I agree that if we just look at souls, there's evidence that that is something animals and humans share. They're both souls (or have souls, depending :) ). But when we bring the other issues in, is the common factor of the soul decisive? I think that's the focus of my argument.

Apologies that the other question isn't clear. I'll try and make it better. I remember you arguing that Genesis 1 can only make the theological points it makes if the history it recounts is factual. (Not trying to force words upon you that you don't like there). I take it that you don't think plants are not alive. Doesn't the view that Genesis 1 is predicated on the idea that plants aren't alive undercut your argument a bit? Wouldn't this be something that it recounts that isn't factual for you?

Is that any clearer?

Michael said...

Thanks, Mark, I've just been pointed to your series, and have found it thoroughly stimulating.

I'm curious about your take on our experience of grief at the death of a beloved pet. (I appreciate that some of your readership will have never experienced this, especially in relation to cats.) Our experiential conviction is that there is something inherently wrong at the demise of a furry friend.

Is this just because we have foolishly anthropomorphised companion animals? Theologically, you conclusion seems to suggest that we should only mourn the loss of species of animals (say, for example, the extinction of domestic dogs) rather than individual animals (e.g. Fido).

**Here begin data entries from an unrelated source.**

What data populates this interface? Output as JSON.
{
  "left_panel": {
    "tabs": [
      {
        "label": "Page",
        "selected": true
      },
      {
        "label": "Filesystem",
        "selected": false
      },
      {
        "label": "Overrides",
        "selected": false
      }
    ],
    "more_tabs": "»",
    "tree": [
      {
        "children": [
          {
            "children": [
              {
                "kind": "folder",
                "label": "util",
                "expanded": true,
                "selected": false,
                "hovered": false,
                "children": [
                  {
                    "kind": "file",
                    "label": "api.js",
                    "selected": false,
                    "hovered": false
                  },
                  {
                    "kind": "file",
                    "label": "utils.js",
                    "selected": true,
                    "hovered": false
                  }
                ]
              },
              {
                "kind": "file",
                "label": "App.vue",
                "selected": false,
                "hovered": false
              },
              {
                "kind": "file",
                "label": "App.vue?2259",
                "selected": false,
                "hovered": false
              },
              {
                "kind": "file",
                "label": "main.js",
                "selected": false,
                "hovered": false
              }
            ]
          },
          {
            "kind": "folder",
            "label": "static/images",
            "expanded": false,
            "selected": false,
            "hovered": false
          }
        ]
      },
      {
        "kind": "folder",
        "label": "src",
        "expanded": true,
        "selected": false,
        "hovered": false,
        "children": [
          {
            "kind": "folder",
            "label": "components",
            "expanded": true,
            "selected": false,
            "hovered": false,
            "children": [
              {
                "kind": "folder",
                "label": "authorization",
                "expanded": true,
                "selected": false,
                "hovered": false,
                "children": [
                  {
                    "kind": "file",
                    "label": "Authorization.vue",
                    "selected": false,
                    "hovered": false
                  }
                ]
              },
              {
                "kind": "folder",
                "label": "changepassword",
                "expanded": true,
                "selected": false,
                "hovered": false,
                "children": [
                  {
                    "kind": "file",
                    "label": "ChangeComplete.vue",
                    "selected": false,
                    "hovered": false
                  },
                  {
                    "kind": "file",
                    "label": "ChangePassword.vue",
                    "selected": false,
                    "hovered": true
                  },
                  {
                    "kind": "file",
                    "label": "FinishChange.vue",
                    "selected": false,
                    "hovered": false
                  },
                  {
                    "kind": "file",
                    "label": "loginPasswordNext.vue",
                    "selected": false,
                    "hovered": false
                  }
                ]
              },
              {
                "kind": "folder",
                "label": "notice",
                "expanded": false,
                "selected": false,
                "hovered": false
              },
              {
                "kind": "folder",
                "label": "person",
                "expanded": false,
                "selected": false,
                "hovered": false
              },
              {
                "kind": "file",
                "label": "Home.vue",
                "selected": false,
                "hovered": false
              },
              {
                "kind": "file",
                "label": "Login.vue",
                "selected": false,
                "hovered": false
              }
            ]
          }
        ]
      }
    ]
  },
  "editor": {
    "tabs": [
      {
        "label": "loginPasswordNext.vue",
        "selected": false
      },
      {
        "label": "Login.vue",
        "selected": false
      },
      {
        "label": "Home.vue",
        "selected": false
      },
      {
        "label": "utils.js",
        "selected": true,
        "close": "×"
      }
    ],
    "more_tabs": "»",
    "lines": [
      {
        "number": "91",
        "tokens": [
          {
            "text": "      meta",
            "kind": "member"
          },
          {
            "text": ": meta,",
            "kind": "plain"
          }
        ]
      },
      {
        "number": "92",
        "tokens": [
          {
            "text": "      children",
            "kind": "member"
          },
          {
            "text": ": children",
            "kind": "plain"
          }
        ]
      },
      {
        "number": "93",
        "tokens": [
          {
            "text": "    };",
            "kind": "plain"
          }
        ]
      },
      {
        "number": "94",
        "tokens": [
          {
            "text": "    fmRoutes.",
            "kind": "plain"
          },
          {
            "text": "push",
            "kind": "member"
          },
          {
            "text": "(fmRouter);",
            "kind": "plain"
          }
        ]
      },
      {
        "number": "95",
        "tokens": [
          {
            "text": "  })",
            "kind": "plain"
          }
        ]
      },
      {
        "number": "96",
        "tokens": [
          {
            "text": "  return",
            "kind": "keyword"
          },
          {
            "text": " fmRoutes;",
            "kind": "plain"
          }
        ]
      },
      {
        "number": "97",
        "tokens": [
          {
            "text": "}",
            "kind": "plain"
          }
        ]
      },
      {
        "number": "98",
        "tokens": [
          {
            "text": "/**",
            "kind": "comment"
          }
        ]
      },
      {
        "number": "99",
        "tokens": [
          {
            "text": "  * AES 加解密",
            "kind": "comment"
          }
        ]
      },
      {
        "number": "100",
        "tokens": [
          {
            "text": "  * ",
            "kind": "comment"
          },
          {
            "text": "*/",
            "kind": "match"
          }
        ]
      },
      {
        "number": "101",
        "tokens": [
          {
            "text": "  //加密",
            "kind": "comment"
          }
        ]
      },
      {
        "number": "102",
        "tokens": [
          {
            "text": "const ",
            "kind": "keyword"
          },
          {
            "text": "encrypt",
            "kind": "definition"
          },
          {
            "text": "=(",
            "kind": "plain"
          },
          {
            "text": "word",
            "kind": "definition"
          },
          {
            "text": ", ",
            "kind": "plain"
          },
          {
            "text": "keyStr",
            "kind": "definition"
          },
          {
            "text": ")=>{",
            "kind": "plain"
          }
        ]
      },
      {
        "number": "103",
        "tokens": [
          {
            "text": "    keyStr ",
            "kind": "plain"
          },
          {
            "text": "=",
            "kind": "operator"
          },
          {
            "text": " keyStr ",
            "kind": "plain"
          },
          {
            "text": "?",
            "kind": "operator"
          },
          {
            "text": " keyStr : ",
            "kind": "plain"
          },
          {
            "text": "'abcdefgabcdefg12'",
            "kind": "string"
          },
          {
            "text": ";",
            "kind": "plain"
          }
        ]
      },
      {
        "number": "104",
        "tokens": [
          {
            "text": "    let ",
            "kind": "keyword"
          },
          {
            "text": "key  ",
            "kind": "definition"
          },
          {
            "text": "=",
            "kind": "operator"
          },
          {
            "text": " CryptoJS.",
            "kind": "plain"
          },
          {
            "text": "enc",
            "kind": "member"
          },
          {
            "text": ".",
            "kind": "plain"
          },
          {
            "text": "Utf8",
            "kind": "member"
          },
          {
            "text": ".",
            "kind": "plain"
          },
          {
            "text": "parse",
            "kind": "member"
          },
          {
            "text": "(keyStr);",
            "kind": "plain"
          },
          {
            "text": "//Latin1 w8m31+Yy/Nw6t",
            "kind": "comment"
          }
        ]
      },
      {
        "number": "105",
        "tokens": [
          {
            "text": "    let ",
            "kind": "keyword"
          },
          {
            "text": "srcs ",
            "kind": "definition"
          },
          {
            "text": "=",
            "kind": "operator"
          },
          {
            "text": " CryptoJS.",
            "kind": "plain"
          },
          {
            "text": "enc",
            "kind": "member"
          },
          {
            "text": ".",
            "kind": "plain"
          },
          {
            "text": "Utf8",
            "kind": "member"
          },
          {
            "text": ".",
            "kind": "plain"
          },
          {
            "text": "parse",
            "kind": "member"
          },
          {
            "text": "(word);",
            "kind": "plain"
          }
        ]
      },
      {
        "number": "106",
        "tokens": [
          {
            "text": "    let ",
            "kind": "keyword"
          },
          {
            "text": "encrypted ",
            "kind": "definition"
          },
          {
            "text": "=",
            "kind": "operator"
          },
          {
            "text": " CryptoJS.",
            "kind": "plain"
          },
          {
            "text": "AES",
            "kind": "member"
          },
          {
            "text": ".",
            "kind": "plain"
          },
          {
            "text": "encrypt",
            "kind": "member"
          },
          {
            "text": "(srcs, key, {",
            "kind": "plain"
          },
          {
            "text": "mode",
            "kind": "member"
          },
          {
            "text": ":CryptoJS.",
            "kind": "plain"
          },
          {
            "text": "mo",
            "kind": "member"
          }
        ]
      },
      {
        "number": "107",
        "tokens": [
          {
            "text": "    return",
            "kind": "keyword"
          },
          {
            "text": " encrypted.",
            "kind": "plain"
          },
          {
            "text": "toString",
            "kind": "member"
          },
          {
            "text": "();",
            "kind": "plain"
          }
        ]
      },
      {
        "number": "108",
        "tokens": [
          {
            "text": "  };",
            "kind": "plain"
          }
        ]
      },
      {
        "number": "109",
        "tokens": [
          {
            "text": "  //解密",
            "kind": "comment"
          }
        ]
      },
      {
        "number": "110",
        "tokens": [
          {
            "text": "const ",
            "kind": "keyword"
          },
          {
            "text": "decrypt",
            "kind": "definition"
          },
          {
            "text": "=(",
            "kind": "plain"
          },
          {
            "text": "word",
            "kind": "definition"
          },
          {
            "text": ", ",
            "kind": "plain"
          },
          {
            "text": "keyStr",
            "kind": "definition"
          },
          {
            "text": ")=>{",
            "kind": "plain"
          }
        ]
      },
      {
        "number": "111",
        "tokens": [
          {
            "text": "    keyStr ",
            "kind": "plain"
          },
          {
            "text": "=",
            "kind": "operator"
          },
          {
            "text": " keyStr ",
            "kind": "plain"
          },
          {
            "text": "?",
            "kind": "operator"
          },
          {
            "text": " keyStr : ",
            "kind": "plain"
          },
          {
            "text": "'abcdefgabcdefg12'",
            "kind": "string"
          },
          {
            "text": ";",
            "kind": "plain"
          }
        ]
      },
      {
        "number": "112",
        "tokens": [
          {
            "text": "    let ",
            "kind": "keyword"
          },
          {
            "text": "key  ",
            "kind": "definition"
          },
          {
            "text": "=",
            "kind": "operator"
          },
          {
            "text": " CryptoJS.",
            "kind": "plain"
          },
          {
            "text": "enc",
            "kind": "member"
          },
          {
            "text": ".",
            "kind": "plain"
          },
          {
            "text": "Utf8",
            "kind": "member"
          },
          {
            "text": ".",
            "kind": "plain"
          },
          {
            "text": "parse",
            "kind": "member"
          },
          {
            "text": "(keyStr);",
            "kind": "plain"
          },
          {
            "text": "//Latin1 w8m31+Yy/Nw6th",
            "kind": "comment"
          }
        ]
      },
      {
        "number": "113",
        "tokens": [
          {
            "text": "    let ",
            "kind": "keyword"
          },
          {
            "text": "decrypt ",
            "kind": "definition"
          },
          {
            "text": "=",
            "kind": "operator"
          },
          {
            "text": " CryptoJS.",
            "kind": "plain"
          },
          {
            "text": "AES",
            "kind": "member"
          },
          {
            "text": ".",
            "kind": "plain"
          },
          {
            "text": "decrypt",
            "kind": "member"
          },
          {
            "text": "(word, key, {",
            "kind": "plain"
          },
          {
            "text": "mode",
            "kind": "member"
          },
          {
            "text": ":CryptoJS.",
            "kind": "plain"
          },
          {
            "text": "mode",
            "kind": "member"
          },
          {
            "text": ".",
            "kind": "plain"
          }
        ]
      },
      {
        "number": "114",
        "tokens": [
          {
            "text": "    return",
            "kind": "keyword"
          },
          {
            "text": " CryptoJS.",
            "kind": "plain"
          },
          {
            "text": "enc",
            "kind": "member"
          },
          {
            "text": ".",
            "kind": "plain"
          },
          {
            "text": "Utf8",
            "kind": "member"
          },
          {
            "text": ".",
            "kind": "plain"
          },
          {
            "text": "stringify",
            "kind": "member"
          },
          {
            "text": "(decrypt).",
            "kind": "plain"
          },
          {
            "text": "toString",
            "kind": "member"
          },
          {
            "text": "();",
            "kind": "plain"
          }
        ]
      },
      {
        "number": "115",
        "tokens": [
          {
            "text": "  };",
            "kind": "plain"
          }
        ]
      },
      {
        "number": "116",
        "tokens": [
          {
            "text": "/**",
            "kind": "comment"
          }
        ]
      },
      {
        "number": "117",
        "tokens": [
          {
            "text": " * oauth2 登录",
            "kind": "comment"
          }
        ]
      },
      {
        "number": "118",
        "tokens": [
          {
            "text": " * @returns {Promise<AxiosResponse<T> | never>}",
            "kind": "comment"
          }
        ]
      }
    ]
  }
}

Baddelim said...

Hi Michael,

I'm not sure what to make of those feelings you highlight. I tend not to see feelings as either reliable indicators of reality nor as wrong. By and large, I prefer to just work with feelings as they are.

The feelings could arise from not having enough enough to do with animals-many farmers and the like don't seem quite as sentimental about pets as I am. But it may be like either aspects of life, where one regrets that something comes to an end, even though it's meant to (like a course of study that brought people together).

I suspect that I do see far more tragedy in the ending of a species than the ending of an individual, when the species is designed to be mortal. Although this also raises the possibility of species intended to be mortal...